The Chicago Tribune reported that 90-year old Rose Tani was stopped at a railroad track behind a school bus carrying students from her son’s alma mater in Lombard, Illinois. The gates at the track were lowered, but Mrs. Tani honked her car’s horn and then drove around the bus and past the crossing gates when a freight train struck her car.

NASA officials called Tani over a secured connection to tell him the news, and then offered any help he might need. “He would get whatever personal, psychological and spiritual counseling he would need,” NASA spokesman Jim Rostohar told the Tribune. “He can talk it out through a private phone line.”

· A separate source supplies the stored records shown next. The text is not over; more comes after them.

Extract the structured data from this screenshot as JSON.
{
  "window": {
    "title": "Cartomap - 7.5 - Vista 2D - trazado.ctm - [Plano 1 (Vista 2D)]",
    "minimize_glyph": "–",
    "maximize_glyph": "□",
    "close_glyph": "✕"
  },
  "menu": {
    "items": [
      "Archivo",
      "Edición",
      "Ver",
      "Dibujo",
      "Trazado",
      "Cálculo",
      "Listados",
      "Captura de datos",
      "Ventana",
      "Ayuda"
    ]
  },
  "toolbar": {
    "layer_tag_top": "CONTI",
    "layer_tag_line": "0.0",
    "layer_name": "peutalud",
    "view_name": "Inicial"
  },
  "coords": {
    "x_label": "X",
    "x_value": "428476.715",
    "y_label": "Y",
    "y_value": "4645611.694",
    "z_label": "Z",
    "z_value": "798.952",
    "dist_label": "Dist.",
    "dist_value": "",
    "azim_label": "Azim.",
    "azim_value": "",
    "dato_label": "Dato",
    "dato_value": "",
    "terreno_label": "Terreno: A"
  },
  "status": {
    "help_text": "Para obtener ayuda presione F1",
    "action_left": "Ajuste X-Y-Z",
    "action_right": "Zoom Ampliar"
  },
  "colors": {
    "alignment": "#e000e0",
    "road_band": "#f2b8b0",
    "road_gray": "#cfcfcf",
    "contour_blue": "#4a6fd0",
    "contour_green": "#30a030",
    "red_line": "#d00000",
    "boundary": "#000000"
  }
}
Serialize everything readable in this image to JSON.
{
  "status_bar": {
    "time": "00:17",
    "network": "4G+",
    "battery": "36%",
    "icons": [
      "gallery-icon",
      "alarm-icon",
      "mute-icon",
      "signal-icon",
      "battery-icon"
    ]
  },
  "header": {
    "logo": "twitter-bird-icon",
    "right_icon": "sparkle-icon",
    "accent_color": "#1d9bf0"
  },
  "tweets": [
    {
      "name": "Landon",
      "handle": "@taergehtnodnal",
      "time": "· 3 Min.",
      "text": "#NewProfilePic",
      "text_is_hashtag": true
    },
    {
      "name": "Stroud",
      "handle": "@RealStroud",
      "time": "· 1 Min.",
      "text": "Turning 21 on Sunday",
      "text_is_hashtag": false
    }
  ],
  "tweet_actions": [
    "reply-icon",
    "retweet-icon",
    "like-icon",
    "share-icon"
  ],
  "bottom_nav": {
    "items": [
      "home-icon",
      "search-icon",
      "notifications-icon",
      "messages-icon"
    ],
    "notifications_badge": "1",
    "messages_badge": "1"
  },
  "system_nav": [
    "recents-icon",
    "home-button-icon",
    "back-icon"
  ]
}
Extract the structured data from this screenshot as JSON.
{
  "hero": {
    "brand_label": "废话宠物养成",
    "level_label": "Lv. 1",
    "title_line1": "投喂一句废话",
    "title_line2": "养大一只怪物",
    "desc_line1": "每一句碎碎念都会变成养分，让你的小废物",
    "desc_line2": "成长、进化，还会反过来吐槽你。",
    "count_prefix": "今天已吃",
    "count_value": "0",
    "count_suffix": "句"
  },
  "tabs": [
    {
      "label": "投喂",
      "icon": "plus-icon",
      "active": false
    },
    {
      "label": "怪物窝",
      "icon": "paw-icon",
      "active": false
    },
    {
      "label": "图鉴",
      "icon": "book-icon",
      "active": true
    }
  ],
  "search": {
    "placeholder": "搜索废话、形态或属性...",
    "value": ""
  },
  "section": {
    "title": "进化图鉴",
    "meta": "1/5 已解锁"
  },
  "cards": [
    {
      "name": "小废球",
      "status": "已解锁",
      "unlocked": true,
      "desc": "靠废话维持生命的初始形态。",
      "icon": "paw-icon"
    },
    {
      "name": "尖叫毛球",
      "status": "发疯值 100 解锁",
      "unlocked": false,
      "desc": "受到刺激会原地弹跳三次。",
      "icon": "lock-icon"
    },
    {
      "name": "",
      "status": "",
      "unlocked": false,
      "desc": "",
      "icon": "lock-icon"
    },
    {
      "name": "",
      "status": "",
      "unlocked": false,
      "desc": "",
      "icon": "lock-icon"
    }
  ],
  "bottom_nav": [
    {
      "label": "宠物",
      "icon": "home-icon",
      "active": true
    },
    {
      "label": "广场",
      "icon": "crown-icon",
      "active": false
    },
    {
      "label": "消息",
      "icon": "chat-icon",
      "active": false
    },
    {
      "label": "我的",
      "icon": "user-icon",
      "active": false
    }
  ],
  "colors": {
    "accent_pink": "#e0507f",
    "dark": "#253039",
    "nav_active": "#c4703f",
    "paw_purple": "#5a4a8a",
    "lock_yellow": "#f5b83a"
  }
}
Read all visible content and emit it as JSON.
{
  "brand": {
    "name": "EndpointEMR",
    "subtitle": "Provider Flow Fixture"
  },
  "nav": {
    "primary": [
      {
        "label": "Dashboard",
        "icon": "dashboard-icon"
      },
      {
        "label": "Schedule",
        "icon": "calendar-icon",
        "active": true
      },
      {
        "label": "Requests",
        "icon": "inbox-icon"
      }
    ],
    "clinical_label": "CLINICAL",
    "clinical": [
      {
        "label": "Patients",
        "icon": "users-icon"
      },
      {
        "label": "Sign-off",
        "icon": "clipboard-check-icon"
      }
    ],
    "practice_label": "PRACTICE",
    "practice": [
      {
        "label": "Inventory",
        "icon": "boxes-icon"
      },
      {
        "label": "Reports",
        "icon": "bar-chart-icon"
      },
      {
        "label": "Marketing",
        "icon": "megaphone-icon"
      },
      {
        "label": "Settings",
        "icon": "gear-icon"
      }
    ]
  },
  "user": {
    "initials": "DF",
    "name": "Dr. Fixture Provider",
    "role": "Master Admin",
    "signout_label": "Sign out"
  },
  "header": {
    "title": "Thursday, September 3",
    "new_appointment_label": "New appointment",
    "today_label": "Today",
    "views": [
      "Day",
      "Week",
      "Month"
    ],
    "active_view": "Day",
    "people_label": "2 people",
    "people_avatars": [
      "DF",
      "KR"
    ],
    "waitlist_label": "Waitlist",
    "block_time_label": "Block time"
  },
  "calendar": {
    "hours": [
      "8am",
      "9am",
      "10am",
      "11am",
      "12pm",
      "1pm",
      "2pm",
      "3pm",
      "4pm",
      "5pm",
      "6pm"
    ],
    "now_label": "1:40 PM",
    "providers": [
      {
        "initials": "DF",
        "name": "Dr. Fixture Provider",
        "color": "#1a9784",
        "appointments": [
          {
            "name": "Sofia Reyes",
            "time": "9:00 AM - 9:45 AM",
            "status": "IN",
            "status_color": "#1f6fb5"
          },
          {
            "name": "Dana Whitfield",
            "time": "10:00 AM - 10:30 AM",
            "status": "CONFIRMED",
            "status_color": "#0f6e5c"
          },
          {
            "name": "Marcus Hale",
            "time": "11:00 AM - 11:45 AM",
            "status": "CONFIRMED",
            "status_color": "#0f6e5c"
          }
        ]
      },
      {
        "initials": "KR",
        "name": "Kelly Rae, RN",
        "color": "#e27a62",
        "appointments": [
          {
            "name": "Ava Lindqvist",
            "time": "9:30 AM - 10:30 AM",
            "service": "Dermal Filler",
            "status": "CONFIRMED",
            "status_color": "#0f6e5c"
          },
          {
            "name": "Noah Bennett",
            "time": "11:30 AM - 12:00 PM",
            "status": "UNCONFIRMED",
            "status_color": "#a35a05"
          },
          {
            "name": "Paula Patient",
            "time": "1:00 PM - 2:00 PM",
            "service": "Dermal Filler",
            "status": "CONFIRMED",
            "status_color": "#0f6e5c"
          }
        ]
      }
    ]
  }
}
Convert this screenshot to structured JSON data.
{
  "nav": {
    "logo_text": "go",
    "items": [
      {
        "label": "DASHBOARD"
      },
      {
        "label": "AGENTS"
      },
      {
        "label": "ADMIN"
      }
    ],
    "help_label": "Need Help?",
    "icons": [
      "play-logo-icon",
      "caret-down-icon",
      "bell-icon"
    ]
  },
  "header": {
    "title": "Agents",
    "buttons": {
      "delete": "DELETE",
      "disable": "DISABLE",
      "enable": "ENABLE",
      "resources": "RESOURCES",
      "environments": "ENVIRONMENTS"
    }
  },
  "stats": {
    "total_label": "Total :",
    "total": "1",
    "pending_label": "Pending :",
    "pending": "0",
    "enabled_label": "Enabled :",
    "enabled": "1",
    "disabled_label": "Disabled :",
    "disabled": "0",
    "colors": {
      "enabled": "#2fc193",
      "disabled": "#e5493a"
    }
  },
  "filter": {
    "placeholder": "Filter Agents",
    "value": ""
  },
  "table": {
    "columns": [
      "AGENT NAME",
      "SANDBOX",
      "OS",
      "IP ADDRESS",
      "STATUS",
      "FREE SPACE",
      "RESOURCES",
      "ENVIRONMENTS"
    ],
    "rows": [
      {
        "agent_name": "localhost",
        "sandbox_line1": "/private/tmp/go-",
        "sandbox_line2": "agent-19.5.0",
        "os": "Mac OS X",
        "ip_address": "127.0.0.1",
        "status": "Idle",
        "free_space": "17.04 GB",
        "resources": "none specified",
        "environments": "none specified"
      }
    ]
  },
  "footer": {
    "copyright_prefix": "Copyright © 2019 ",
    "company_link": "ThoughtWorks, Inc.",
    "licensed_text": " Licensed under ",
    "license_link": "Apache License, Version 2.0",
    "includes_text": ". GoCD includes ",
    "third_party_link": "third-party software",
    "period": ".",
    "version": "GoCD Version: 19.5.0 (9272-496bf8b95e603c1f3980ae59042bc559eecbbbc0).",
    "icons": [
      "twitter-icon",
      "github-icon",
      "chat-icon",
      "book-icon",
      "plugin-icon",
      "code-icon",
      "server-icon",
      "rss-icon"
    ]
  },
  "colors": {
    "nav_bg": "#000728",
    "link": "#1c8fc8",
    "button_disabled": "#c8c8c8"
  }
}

While the ISS is equipped with a Russian Soyuz spacecraft to be used in an emergency as a rescue vehicle for the crew, the death of a family member does not fall under the conditions that the escape vehicle would be used. “Before anyone launches, they understand that unfortunate things could happen and that’s unfortunately part of the difficulties, hardships and risks of space flight,” said Rostohar.

Tani is the youngest of four children and his father passed away when Tani was young. A minister at a church in Lombard told the Tribune that Tani and his mother were “incredibly close.” During a spacewalk in November, Tani sent a greeting to his mother. “I know my mom’s watching on the Internet in Chicago, so hi Mom!” he said. “It’s always fun to have your folks watching you at work.”

Original News Source: Chicago Tribune